What to do ▸ Work out how many lines in the data below contain the string "number", and reply with that figure alone.

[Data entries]
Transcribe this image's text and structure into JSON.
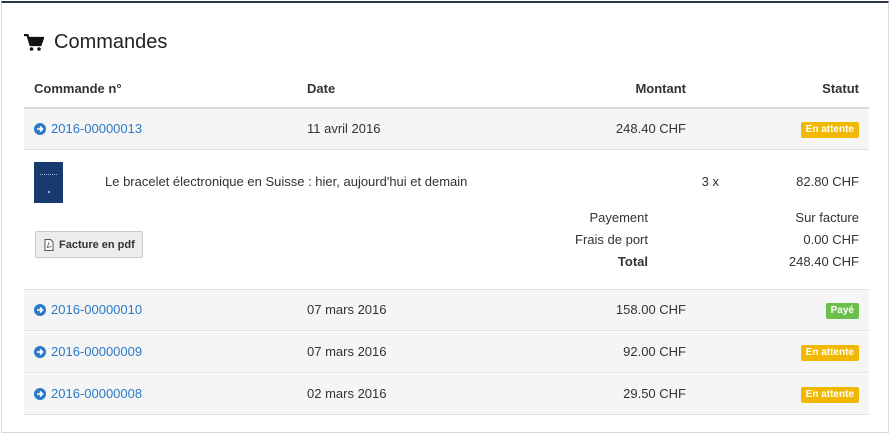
{
  "header": {
    "title": "Commandes"
  },
  "columns": {
    "order_no": "Commande n°",
    "date": "Date",
    "amount": "Montant",
    "status": "Statut"
  },
  "orders": [
    {
      "number": "2016-00000013",
      "date": "11 avril 2016",
      "amount": "248.40 CHF",
      "status": "En attente",
      "status_color": "#f0b800"
    },
    {
      "number": "2016-00000010",
      "date": "07 mars 2016",
      "amount": "158.00 CHF",
      "status": "Payé",
      "status_color": "#6cbf4a"
    },
    {
      "number": "2016-00000009",
      "date": "07 mars 2016",
      "amount": "92.00 CHF",
      "status": "En attente",
      "status_color": "#f0b800"
    },
    {
      "number": "2016-00000008",
      "date": "02 mars 2016",
      "amount": "29.50 CHF",
      "status": "En attente",
      "status_color": "#f0b800"
    }
  ],
  "detail": {
    "item_title": "Le bracelet électronique en Suisse : hier, aujourd'hui et demain",
    "quantity": "3 x",
    "unit_price": "82.80 CHF",
    "payment_label": "Payement",
    "payment_value": "Sur facture",
    "shipping_label": "Frais de port",
    "shipping_value": "0.00 CHF",
    "total_label": "Total",
    "total_value": "248.40 CHF",
    "pdf_button": "Facture en pdf"
  },
  "colors": {
    "link": "#2a7ac8",
    "pending": "#f0b800",
    "paid": "#6cbf4a",
    "header_border": "#2b3a4a"
  },
  "icons": {
    "title_icon": "shopping-cart-icon",
    "row_icon": "arrow-circle-right-icon",
    "pdf_icon": "pdf-file-icon"
  }
}
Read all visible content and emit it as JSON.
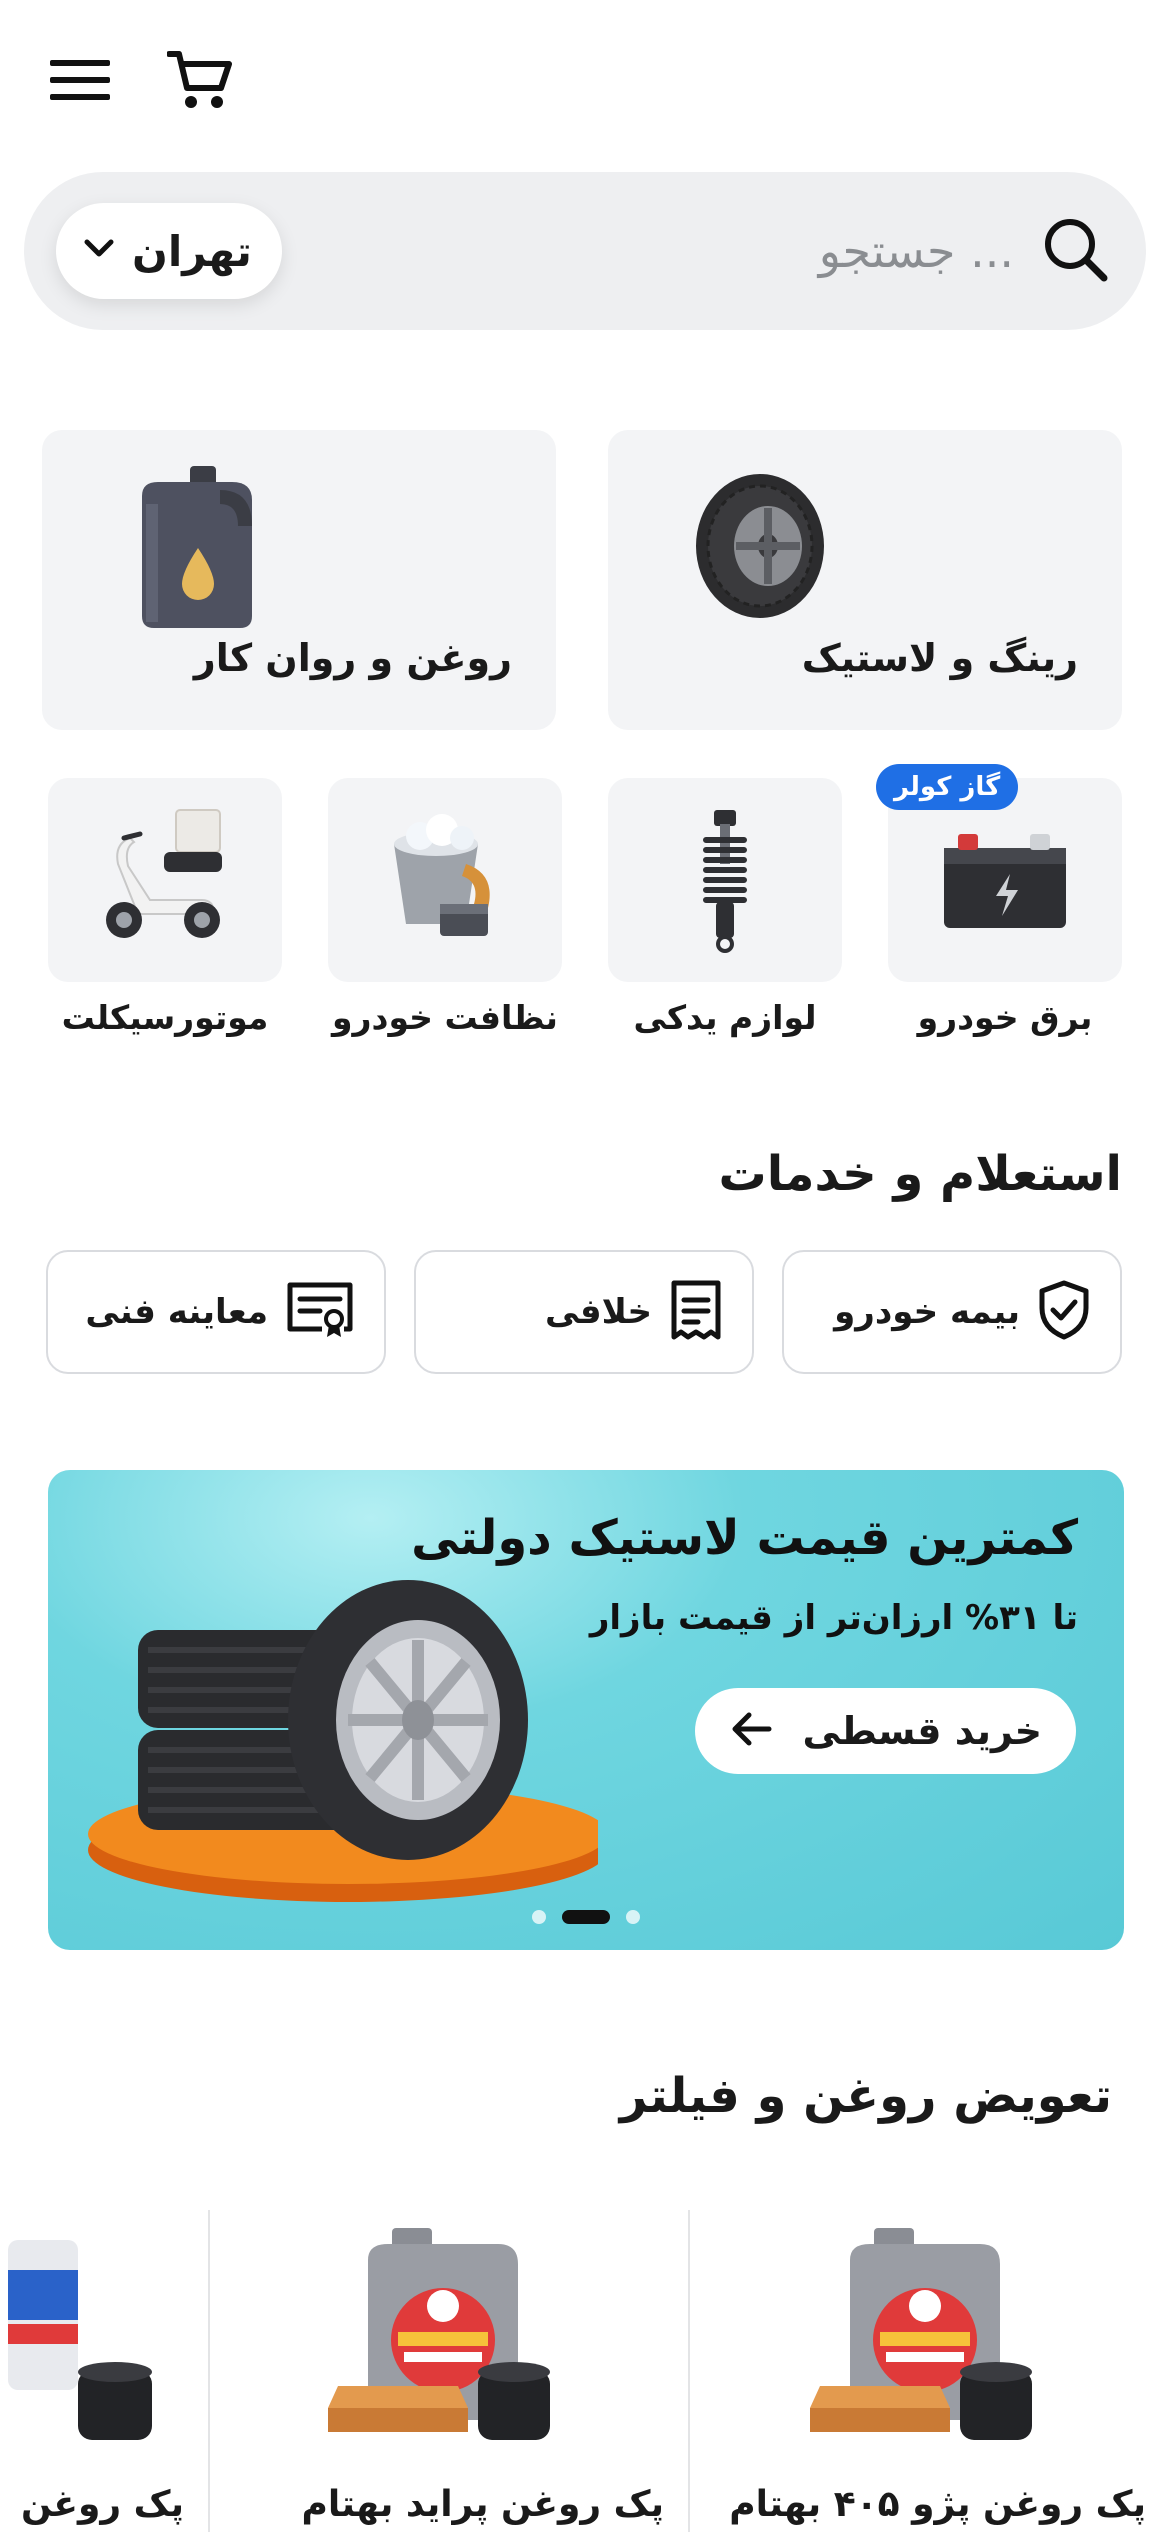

Answer box ▸ 4